Full course description
There is the expectation that in an increasingly multiculutral and postsecular world, human rights provide us with some common ground: however turbulent and changeable social life may be, we can all demand and enjoy the protection of human rights. This expectation might turn out to be misguided. Even within the “West”, there is intractable disagreement as to the content and implications of human rights. Activities that are seen as human rights violations by some legal systems are tolerated by others. Even more, activities that are seen to be human rights violations by some legal systems are seen to be rightful exercises of freedom by others. How deep are these disagreements? Can they be overcome? This course will provide students an advanced introduciton to the field of human rights by exploring and parsing out disagreement on divisive and polemical issues. The course analyzes how a variety of key issues of legal concern, such as hate speech, social welfare, dignity, the death penalty and discrimination, are addressed by a variety of domestic and international institutions, such as the European Court of Human Rights, the UN and the Supreme Court of the United States.
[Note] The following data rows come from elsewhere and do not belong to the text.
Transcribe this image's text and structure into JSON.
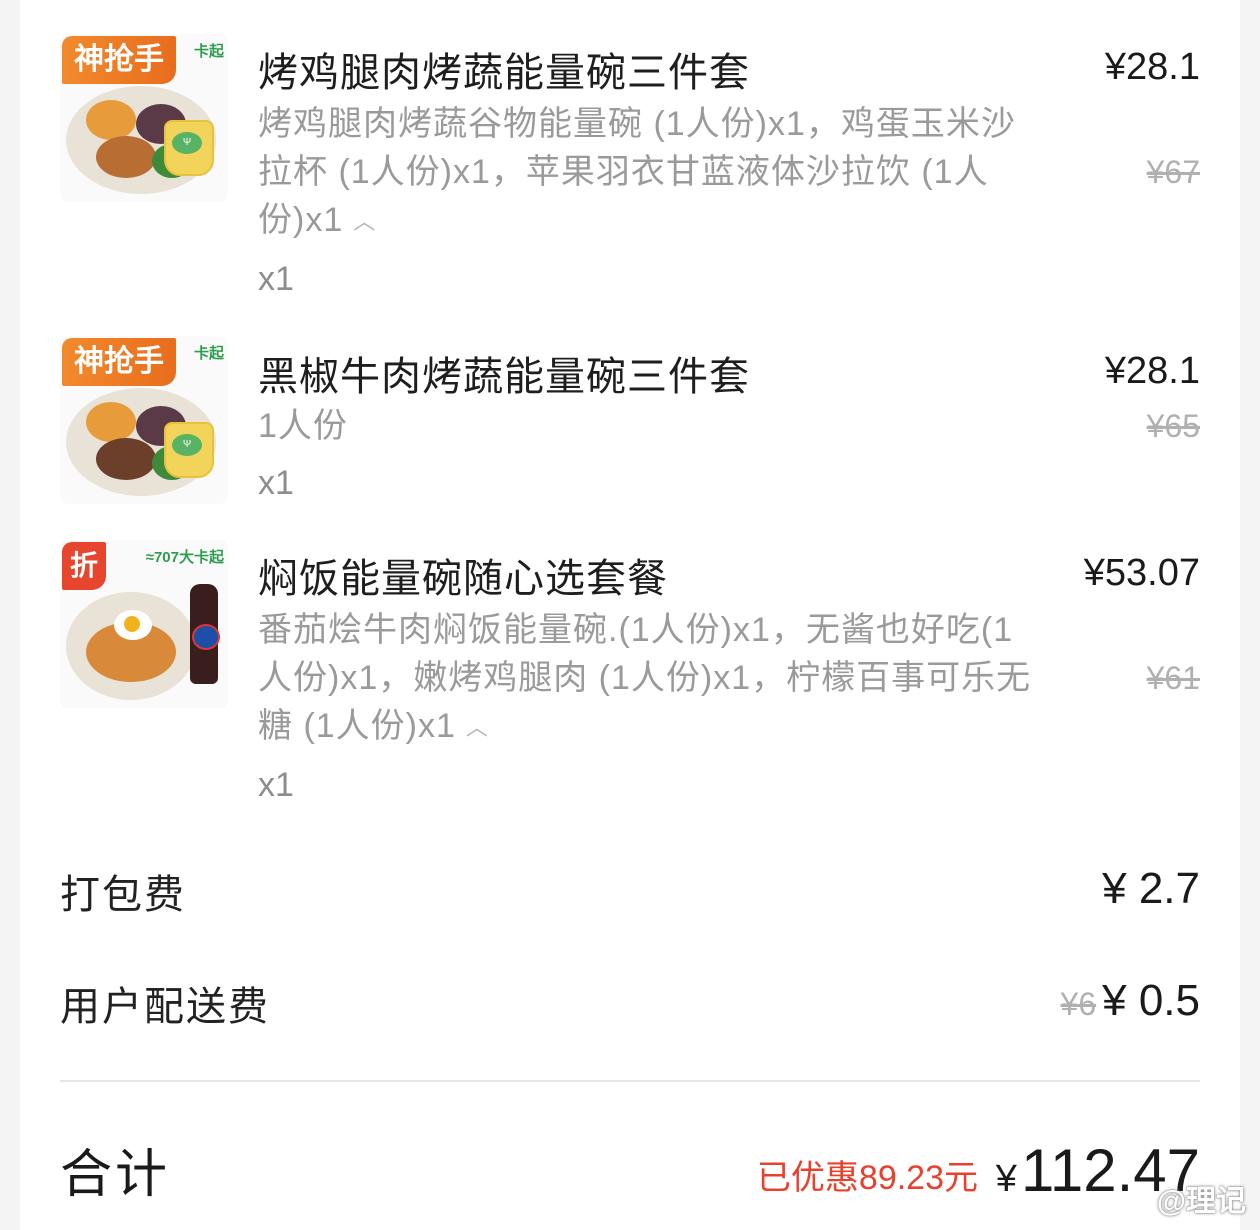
{
  "items": [
    {
      "badge": "神抢手",
      "kcal_tag": "卡起",
      "title": "烤鸡腿肉烤蔬能量碗三件套",
      "desc": "烤鸡腿肉烤蔬谷物能量碗 (1人份)x1，鸡蛋玉米沙拉杯 (1人份)x1，苹果羽衣甘蓝液体沙拉饮 (1人份)x1",
      "qty": "x1",
      "price": "¥28.1",
      "original_price": "¥67"
    },
    {
      "badge": "神抢手",
      "kcal_tag": "卡起",
      "title": "黑椒牛肉烤蔬能量碗三件套",
      "desc": "1人份",
      "qty": "x1",
      "price": "¥28.1",
      "original_price": "¥65"
    },
    {
      "badge": "折",
      "kcal_tag": "≈707大卡起",
      "title": "焖饭能量碗随心选套餐",
      "desc": "番茄烩牛肉焖饭能量碗.(1人份)x1，无酱也好吃(1人份)x1，嫩烤鸡腿肉 (1人份)x1，柠檬百事可乐无糖 (1人份)x1",
      "qty": "x1",
      "price": "¥53.07",
      "original_price": "¥61"
    }
  ],
  "fees": {
    "packing_label": "打包费",
    "packing_value": "¥ 2.7",
    "delivery_label": "用户配送费",
    "delivery_original": "¥6",
    "delivery_value": "¥ 0.5"
  },
  "total": {
    "label": "合计",
    "saved": "已优惠89.23元",
    "currency": "¥",
    "amount": "112.47"
  },
  "watermark": "@理记",
  "colors": {
    "accent_red": "#e8412c",
    "badge_orange": "#ee7b25",
    "muted_text": "#9a9a9a"
  }
}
This course is predominantly legal in character. That means that social scientific explanation and understanding will not be the focus of the course. Rather, the course will concentrate on analyzing the justification of legal decisions in accordance with legal rules and principles.
- Provides students with an advanced introduction into human rights.
- Introduces key concepts that are used within all forms of human rights discourse.
- Familiarizes students with polemics in the field of human rights
- Provides students and opportunity to engage with the intricacies of legal reasoning.
- To encourage critical thinking and appreciation of differences within the field of human rights.
SSC2024 International Law or SSC1007 Introduction to Law and Legal Reasoning